WASHINGTON (JTA) — A key congressman said he would block Iran sanctions legislation while President Obama reaches out to Iran.
“I fully support the administration’s strategy of direct diplomatic engagement with Iran, and I have no intention of moving this bill though the legislative process in the near future,” U.S. Rep. Howard Berman (D-Calif.), the chairman of the U.S. House of Representatives Foreign Affairs Committee, said of a pending Iran sanctions bill.
Instead, he said, “the purpose of my bill is to demonstrate to one and all — but particularly to the Iranian regime — the importance that the U.S. Congress places on the Iranian nuclear issue.”
The bill will still gather co-sponsors even as it is held in committee; signing by a majority of House members would be a measure of the political backing for sanctions. In the previous Congress, similar sanctions gathered overwhelming support.
Obama has pledged to combine sanctions with outreach in his bid to have Iran end its suspected nuclear weapons program. His top Iran strategist, Dennis Ross, has yet to make public the administration’s plan.
Berman said he hoped he never would have to advance the legislation and that Iran at last would comply with the "repeatedly expressed demand of the international community to verifiably suspend its uranium enrichment program and to end its pursuit of nuclear weapons once and for all."
Berman joined other House Democratic leaders in a letter sent in March to Obama that supported engagement but said it must not be "open-ended."
"Iran must verifiably suspend its uranium enrichment program within at most a few months of the initiation of discussions," said that letter, whose lead signatory was the House majority leader, Rep. Steny Hoyer (D-Md.).
Berman’s bill borrows language from one already under consideration, introduced in April by U.S. Reps. Brad Sherman (D-Calif.) and Mark Kirk (R-Ill.), as well as a similar bill introduced in the Senate this week by Sens. Evan Bayh (D-Ind.), Joe Lieberman (I-Conn.) and Jon Kyl (R-Ariz.).
The bill grants the president the ability to ban U.S. dealings with any entity that deals with Iran’s energy sector. Its "findings" — the introductory section that sets the tone of the bill — quote heavily from Obama’s campaign pledges to sanction Iran.

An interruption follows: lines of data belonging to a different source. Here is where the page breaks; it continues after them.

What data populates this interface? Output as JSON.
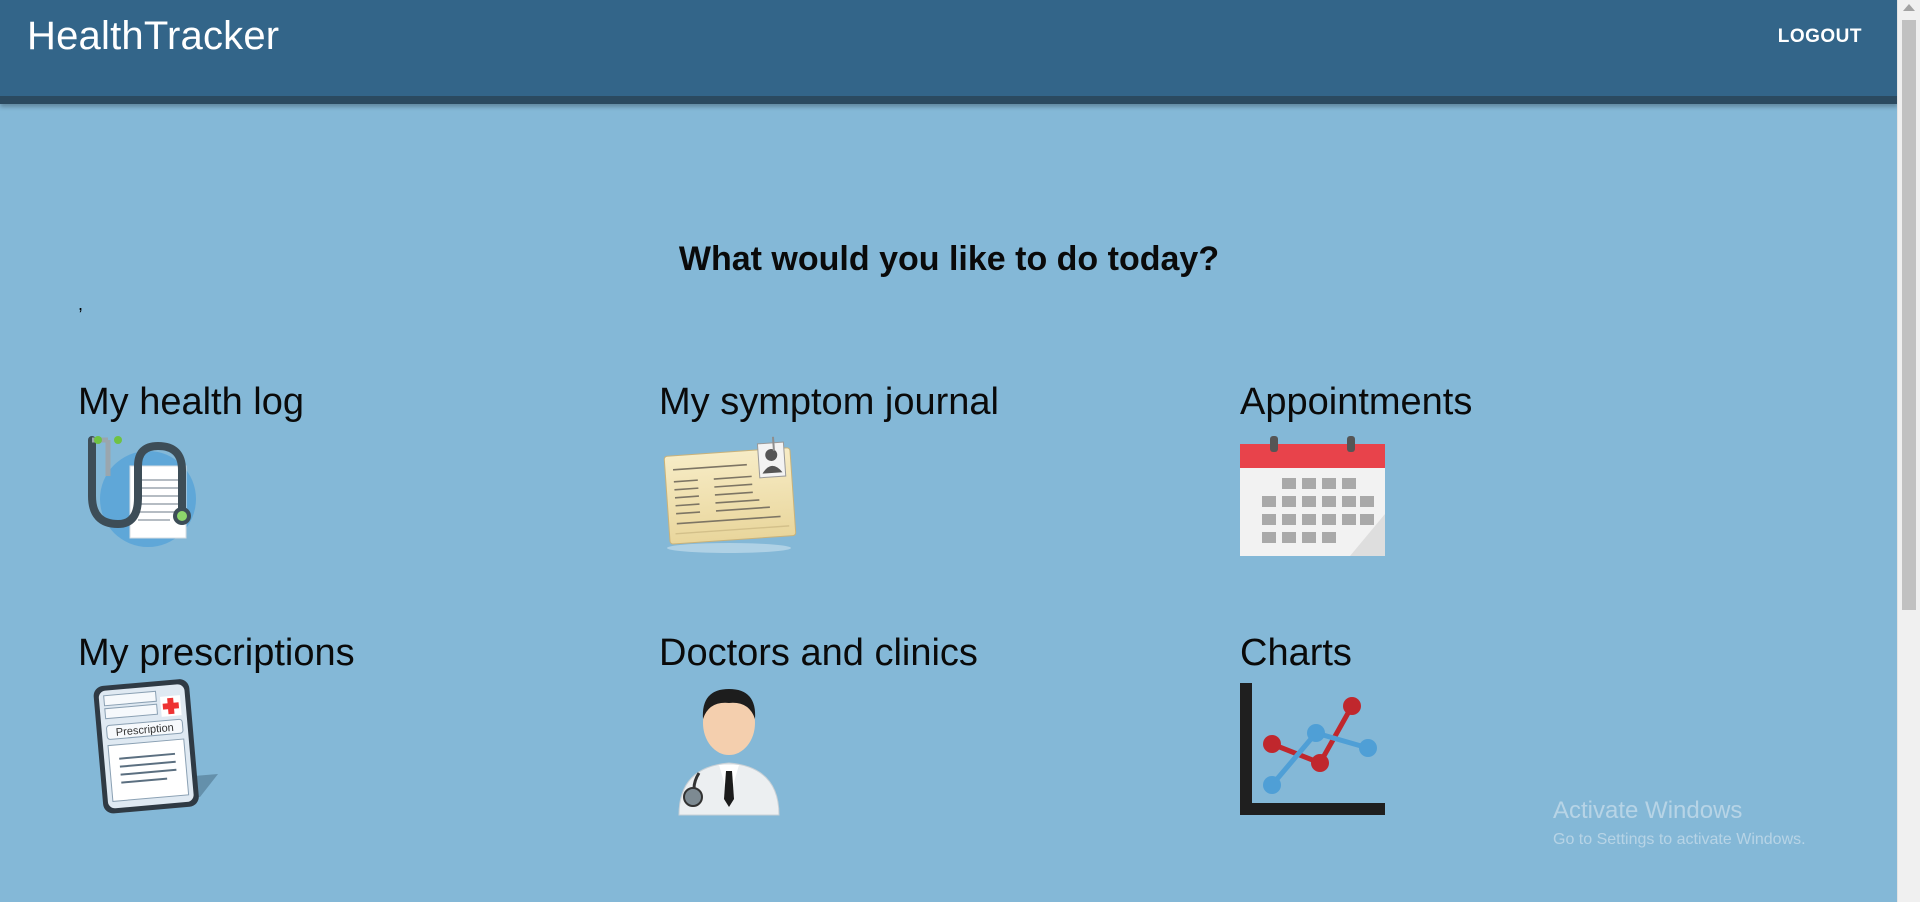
{
  "header": {
    "brand": "HealthTracker",
    "logout_label": "LOGOUT"
  },
  "main": {
    "headline": "What would you like to do today?",
    "stray_text": ",",
    "tiles": [
      {
        "label": "My health log",
        "icon": "stethoscope-document-icon"
      },
      {
        "label": "My symptom journal",
        "icon": "id-card-icon"
      },
      {
        "label": "Appointments",
        "icon": "calendar-icon"
      },
      {
        "label": "My prescriptions",
        "icon": "prescription-clipboard-icon"
      },
      {
        "label": "Doctors and clinics",
        "icon": "doctor-icon"
      },
      {
        "label": "Charts",
        "icon": "line-chart-icon"
      }
    ]
  },
  "watermark": {
    "title": "Activate Windows",
    "subtitle": "Go to Settings to activate Windows."
  },
  "colors": {
    "background": "#84b8d7",
    "header": "#336589",
    "calendar_red": "#e8434b"
  }
}
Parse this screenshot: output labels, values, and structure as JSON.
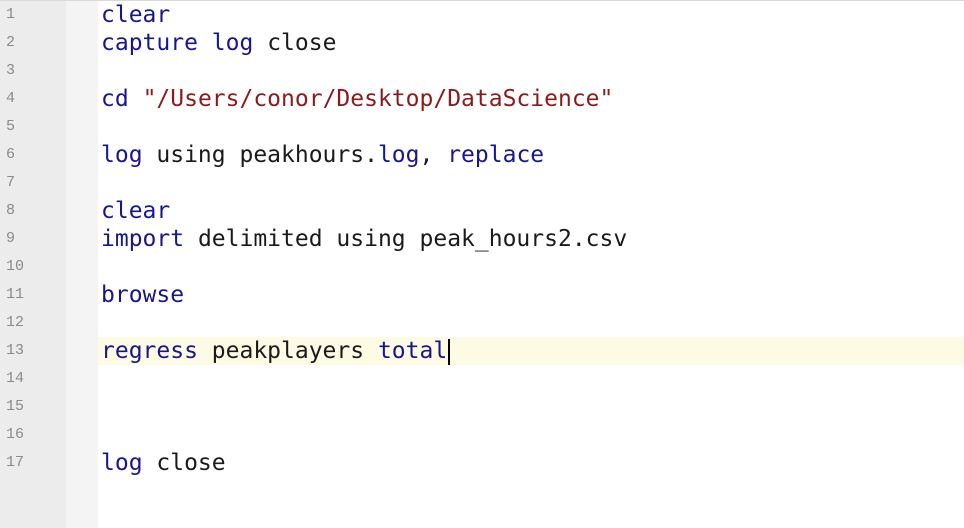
{
  "editor": {
    "line_numbers": [
      "1",
      "2",
      "3",
      "4",
      "5",
      "6",
      "7",
      "8",
      "9",
      "10",
      "11",
      "12",
      "13",
      "14",
      "15",
      "16",
      "17"
    ],
    "current_line": 13,
    "lines": [
      {
        "n": 1,
        "tokens": [
          {
            "t": "kw",
            "v": "clear"
          }
        ]
      },
      {
        "n": 2,
        "tokens": [
          {
            "t": "kw",
            "v": "capture"
          },
          {
            "t": "plain",
            "v": " "
          },
          {
            "t": "kw",
            "v": "log"
          },
          {
            "t": "plain",
            "v": " close"
          }
        ]
      },
      {
        "n": 3,
        "tokens": []
      },
      {
        "n": 4,
        "tokens": [
          {
            "t": "kw",
            "v": "cd"
          },
          {
            "t": "plain",
            "v": " "
          },
          {
            "t": "str",
            "v": "\"/Users/conor/Desktop/DataScience\""
          }
        ]
      },
      {
        "n": 5,
        "tokens": []
      },
      {
        "n": 6,
        "tokens": [
          {
            "t": "kw",
            "v": "log"
          },
          {
            "t": "plain",
            "v": " using peakhours."
          },
          {
            "t": "kw",
            "v": "log"
          },
          {
            "t": "plain",
            "v": ", "
          },
          {
            "t": "kw",
            "v": "replace"
          }
        ]
      },
      {
        "n": 7,
        "tokens": []
      },
      {
        "n": 8,
        "tokens": [
          {
            "t": "kw",
            "v": "clear"
          }
        ]
      },
      {
        "n": 9,
        "tokens": [
          {
            "t": "kw",
            "v": "import"
          },
          {
            "t": "plain",
            "v": " delimited using peak_hours2.csv"
          }
        ]
      },
      {
        "n": 10,
        "tokens": []
      },
      {
        "n": 11,
        "tokens": [
          {
            "t": "kw",
            "v": "browse"
          }
        ]
      },
      {
        "n": 12,
        "tokens": []
      },
      {
        "n": 13,
        "tokens": [
          {
            "t": "kw",
            "v": "regress"
          },
          {
            "t": "plain",
            "v": " peakplayers "
          },
          {
            "t": "kw",
            "v": "total"
          }
        ]
      },
      {
        "n": 14,
        "tokens": []
      },
      {
        "n": 15,
        "tokens": []
      },
      {
        "n": 16,
        "tokens": []
      },
      {
        "n": 17,
        "tokens": [
          {
            "t": "kw",
            "v": "log"
          },
          {
            "t": "plain",
            "v": " close"
          }
        ]
      }
    ],
    "colors": {
      "keyword": "#16168f",
      "plain": "#1a1a1a",
      "string": "#8b1a1a",
      "current_line_bg": "#fdfbe3",
      "gutter_bg": "#ececec"
    }
  }
}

Any such bill must past review by Berman’s committee; his pledge to hold it effectively stymies it for now.